Saved data entries

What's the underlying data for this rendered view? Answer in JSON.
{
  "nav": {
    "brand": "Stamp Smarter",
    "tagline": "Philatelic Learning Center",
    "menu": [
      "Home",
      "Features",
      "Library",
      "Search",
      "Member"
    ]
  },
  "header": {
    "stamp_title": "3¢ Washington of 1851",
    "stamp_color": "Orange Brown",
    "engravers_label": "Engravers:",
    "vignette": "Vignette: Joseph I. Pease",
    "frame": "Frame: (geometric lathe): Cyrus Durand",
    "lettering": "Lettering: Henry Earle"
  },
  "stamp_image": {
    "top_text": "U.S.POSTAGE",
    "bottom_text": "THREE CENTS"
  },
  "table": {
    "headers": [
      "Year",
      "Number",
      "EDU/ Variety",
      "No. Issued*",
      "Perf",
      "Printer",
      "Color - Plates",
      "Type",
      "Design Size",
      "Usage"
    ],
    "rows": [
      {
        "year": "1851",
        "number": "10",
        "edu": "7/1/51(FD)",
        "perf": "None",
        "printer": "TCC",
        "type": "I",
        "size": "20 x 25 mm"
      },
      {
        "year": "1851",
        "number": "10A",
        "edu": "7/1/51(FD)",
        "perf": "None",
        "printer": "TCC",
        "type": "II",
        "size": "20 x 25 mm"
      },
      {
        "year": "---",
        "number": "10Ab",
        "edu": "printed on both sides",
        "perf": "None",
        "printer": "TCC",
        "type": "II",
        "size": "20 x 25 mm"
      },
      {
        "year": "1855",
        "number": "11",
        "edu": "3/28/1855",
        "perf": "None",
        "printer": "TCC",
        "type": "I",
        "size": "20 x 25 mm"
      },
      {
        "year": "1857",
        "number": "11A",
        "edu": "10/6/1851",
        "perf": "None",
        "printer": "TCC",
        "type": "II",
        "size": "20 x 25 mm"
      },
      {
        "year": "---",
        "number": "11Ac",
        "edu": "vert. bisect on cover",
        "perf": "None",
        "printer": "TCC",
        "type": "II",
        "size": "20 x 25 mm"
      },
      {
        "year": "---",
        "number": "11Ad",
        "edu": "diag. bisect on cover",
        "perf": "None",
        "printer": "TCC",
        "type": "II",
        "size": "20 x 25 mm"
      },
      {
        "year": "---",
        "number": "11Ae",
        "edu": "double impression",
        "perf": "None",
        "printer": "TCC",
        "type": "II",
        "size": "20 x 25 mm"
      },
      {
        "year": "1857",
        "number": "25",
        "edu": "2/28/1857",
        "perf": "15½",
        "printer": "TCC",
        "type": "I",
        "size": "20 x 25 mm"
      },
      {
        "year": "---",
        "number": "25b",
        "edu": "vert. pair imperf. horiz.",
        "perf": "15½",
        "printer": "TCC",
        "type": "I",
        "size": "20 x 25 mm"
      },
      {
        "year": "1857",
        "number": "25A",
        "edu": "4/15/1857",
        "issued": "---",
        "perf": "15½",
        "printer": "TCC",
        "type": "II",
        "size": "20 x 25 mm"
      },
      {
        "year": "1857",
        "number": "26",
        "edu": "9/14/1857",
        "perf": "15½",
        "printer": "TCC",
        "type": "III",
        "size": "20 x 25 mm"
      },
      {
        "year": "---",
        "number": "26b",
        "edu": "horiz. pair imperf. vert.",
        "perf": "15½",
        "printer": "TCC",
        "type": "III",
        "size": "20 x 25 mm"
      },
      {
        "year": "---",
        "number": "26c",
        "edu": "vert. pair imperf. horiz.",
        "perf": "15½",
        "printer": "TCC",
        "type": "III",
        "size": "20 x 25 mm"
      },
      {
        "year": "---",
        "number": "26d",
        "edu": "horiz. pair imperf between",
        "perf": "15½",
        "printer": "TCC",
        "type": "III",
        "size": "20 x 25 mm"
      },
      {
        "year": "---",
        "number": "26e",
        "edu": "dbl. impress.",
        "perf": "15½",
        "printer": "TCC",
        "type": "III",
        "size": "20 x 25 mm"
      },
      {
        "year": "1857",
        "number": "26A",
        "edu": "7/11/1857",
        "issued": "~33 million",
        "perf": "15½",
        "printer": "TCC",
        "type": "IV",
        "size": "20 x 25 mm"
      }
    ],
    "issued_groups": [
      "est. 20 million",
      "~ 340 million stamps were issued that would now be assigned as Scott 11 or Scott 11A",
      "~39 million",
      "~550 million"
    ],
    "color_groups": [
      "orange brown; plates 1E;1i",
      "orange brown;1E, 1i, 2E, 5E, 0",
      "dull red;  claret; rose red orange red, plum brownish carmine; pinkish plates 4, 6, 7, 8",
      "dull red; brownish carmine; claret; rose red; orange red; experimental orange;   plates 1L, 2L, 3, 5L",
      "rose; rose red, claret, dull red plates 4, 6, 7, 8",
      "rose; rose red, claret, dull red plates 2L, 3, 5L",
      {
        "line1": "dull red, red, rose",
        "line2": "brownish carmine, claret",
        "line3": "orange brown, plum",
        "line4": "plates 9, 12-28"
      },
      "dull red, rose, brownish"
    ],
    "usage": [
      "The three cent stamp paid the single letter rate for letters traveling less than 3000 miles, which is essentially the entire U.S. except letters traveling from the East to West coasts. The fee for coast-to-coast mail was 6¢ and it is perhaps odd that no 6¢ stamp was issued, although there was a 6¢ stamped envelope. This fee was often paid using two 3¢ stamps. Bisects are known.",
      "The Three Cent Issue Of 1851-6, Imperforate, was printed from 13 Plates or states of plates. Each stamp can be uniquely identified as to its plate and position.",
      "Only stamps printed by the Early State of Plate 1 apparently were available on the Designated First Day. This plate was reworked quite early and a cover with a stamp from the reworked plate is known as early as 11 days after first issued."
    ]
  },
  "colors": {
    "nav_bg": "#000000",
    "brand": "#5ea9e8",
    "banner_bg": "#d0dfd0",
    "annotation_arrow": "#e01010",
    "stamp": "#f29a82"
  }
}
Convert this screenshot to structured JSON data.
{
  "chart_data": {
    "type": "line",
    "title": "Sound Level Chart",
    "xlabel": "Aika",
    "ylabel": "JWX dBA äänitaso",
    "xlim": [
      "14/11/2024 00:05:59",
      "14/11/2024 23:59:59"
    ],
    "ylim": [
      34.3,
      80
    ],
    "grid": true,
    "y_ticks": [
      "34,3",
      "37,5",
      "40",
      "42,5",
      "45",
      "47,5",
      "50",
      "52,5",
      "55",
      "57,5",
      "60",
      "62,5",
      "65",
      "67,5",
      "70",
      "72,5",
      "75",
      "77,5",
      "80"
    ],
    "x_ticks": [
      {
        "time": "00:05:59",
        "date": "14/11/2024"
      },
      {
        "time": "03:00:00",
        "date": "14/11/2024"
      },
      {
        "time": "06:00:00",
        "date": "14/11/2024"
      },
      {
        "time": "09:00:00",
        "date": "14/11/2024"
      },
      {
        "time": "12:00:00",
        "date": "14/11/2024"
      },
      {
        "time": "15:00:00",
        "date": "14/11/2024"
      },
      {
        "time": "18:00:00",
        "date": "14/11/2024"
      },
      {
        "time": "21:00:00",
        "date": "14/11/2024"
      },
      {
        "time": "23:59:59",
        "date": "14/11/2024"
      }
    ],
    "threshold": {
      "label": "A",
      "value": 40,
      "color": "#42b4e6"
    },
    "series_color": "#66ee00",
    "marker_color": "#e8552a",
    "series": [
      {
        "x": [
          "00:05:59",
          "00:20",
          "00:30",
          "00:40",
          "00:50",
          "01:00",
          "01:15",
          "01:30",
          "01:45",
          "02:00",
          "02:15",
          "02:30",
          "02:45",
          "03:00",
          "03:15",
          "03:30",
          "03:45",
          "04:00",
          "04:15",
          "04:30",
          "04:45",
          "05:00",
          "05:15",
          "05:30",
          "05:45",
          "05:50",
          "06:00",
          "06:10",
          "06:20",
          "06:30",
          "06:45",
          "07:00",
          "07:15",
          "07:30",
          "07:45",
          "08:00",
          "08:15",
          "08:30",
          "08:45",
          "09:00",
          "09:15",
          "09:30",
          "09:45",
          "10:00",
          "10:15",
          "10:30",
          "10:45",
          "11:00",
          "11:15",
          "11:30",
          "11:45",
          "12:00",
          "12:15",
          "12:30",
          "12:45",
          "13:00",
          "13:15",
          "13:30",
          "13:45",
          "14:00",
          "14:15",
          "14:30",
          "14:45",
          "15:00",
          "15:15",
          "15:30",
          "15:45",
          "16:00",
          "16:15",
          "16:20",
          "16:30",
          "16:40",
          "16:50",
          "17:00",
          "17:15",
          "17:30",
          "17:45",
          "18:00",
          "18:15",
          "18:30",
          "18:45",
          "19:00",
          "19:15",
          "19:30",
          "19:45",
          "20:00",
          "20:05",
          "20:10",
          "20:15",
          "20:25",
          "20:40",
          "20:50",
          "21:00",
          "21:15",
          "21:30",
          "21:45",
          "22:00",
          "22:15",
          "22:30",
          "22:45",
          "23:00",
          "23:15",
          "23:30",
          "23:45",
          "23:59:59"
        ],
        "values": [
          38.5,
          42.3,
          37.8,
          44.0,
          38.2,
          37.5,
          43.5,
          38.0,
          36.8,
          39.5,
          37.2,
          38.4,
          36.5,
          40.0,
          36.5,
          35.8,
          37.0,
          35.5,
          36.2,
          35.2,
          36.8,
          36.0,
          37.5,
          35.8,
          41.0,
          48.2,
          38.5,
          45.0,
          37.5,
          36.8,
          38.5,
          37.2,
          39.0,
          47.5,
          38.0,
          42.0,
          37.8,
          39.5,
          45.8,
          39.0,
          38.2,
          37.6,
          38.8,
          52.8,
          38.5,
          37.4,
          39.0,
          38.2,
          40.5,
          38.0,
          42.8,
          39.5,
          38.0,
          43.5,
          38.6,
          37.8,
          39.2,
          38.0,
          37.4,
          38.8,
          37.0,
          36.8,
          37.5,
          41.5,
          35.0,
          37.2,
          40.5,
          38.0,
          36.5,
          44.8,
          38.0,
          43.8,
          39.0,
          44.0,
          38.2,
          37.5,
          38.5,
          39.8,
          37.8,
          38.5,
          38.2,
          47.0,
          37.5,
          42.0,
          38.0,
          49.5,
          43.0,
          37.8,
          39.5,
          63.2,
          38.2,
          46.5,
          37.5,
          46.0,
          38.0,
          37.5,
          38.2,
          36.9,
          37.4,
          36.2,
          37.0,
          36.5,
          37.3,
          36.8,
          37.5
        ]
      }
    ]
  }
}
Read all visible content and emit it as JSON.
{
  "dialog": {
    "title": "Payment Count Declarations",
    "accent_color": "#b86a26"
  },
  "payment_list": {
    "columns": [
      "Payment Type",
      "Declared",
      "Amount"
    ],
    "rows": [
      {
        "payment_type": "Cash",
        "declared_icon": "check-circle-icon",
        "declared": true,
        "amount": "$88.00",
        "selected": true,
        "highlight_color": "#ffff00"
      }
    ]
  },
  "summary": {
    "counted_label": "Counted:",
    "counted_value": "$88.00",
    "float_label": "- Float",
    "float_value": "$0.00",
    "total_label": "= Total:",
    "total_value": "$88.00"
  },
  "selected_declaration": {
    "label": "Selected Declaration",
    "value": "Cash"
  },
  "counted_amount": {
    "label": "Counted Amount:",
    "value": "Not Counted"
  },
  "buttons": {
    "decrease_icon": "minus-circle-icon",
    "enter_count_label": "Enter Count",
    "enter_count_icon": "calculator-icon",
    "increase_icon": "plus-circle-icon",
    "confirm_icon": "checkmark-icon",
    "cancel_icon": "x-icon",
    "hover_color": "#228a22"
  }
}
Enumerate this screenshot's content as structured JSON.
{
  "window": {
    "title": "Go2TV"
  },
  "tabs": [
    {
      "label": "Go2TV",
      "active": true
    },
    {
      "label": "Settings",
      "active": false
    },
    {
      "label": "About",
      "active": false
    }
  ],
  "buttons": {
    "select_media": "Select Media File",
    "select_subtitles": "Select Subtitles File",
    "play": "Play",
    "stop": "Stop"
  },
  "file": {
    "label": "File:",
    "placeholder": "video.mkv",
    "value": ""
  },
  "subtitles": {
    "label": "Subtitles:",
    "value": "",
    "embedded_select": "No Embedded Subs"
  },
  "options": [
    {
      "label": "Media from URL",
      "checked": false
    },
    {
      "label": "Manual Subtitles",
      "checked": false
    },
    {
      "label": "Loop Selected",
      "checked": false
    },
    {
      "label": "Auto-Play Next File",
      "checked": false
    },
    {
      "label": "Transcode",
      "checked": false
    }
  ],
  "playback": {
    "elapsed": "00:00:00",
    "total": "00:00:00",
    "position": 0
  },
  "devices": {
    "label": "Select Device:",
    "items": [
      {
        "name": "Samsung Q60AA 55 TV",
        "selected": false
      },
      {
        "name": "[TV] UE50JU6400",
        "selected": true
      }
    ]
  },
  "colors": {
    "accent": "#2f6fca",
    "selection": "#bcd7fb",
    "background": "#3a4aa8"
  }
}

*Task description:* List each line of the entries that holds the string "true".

*Response:*
    "grid": true,
        "declared": true,
        "selected": true,
      "active": true
        "selected": true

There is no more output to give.